Groundwater depth and topography correlate with vegetation structure of an upland peat swamp, Budderoo Plateau, NSW, Australia

Authors


ABSTRACT

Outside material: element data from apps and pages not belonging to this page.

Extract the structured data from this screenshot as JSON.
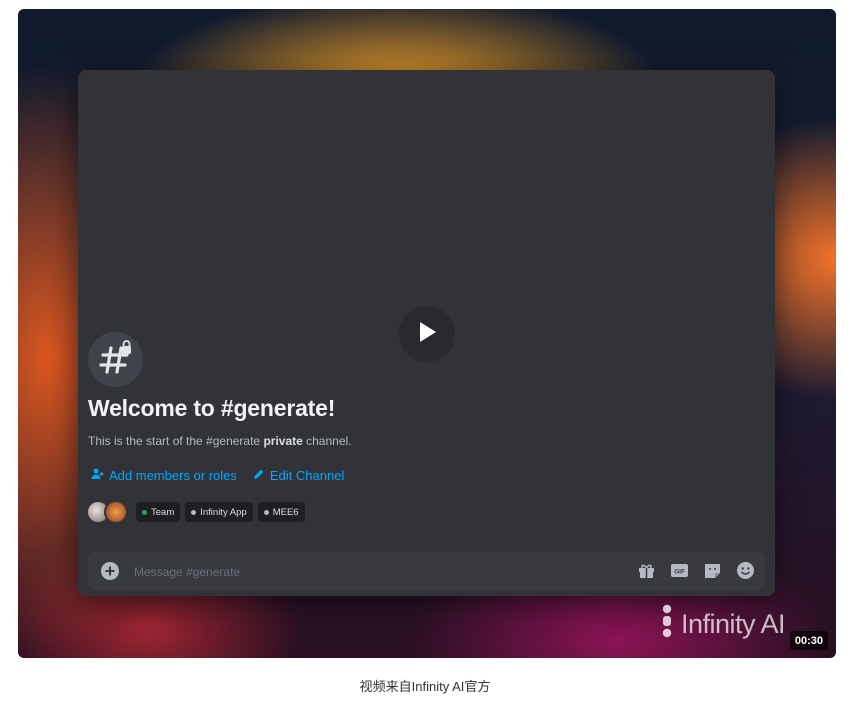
{
  "channel": {
    "welcome_title": "Welcome to #generate!",
    "description_prefix": "This is the start of the #generate ",
    "description_bold": "private",
    "description_suffix": " channel."
  },
  "actions": {
    "add_members": "Add members or roles",
    "edit_channel": "Edit Channel"
  },
  "member_tags": [
    {
      "label": "Team",
      "dot_color": "#23a55a"
    },
    {
      "label": "Infinity App",
      "dot_color": "#b5bac1"
    },
    {
      "label": "MEE6",
      "dot_color": "#b5bac1"
    }
  ],
  "composer": {
    "placeholder": "Message #generate"
  },
  "video": {
    "watermark": "Infinity AI",
    "duration": "00:30"
  },
  "caption": "视频来自Infinity AI官方",
  "colors": {
    "link": "#00a8fc",
    "background": "#313338",
    "composer": "#383a40"
  }
}
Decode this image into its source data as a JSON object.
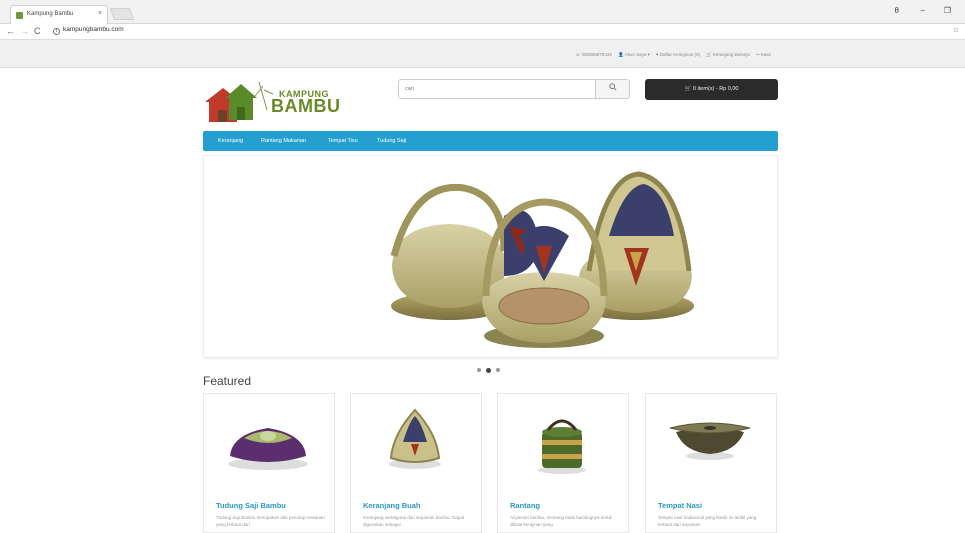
{
  "browser": {
    "tab_title": "Kampung Bambu",
    "tab_close": "×",
    "url": "kampungbambu.com",
    "window_controls": [
      "θ",
      "–",
      "❐"
    ]
  },
  "topbar": {
    "links": [
      "083856878432",
      "Akun Saya ▾",
      "Daftar Keinginan (0)",
      "Keranjang Belanja",
      "Kasir"
    ]
  },
  "logo": {
    "line1": "KAMPUNG",
    "line2": "BAMBU"
  },
  "search": {
    "placeholder": "cari",
    "button_icon": "search-icon"
  },
  "cart": {
    "label": "0 item(s) - Rp 0,00"
  },
  "menu": {
    "items": [
      "Keranjang",
      "Rantang Makanan",
      "Tempat Tisu",
      "Tudung Saji"
    ]
  },
  "featured": {
    "heading": "Featured",
    "products": [
      {
        "title": "Tudung Saji Bambu",
        "desc": "Tudung Saji Bambu merupakan alat penutup makanan yang terbuat dari"
      },
      {
        "title": "Keranjang Buah",
        "desc": "Keranjang serbaguna dari anyaman bambu. Dapat digunakan sebagai"
      },
      {
        "title": "Rantang",
        "desc": "Anyaman bambu, memang tiada bandingnya untuk dibuat kerajinan yang"
      },
      {
        "title": "Tempat Nasi",
        "desc": "Tempat nasi tradisional yang klasik ini ambil yang terbuat dari anyaman"
      }
    ]
  },
  "colors": {
    "menu_bar": "#24a0d0",
    "cart_bg": "#2b2b2b",
    "product_title": "#2a98c7",
    "logo_green": "#6a8a2a"
  }
}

Swamps, bogs and fens are diverse wetland ecosystems found worldwide. Within each region, different ecological processes and species dominate them, yet water levels and saturation of sediments appear key to the maintenance of vegetation and the ecosystem as a whole. Consequently, understanding how vegetation responds to water levels in these ecosystems is critical to their future management. This paper describes the floristic patterns observed in an upland swamp on the Budderoo Plateau, Southern Highlands, NSW, and relates the distribution of the vegetation communities to groundwater depth, soil type and site attributes. Three distinct vegetation assemblages were identified associated with (1) the main swamp axis, (2) the swamp margin and (3) the adjacent hillslopes. Elevation above the central swamp axis was the variable most strongly related to vegetation structure. Relative changes in elevation create a drainage gradient that allows higher elevation areas (hillslope and swamp marginal zones) to drain more readily than areas in the main swamp axis. Variation in vegetation was also related to median groundwater depth. Finally, soil organic matter content was a contributing factor with the swamp axis and marginal zones mostly having fibric, highly organic soils in contrast to the sandy, loamy soils on the hillslopes. Copyright © 2014 John Wiley & Sons, Ltd.

Ancillary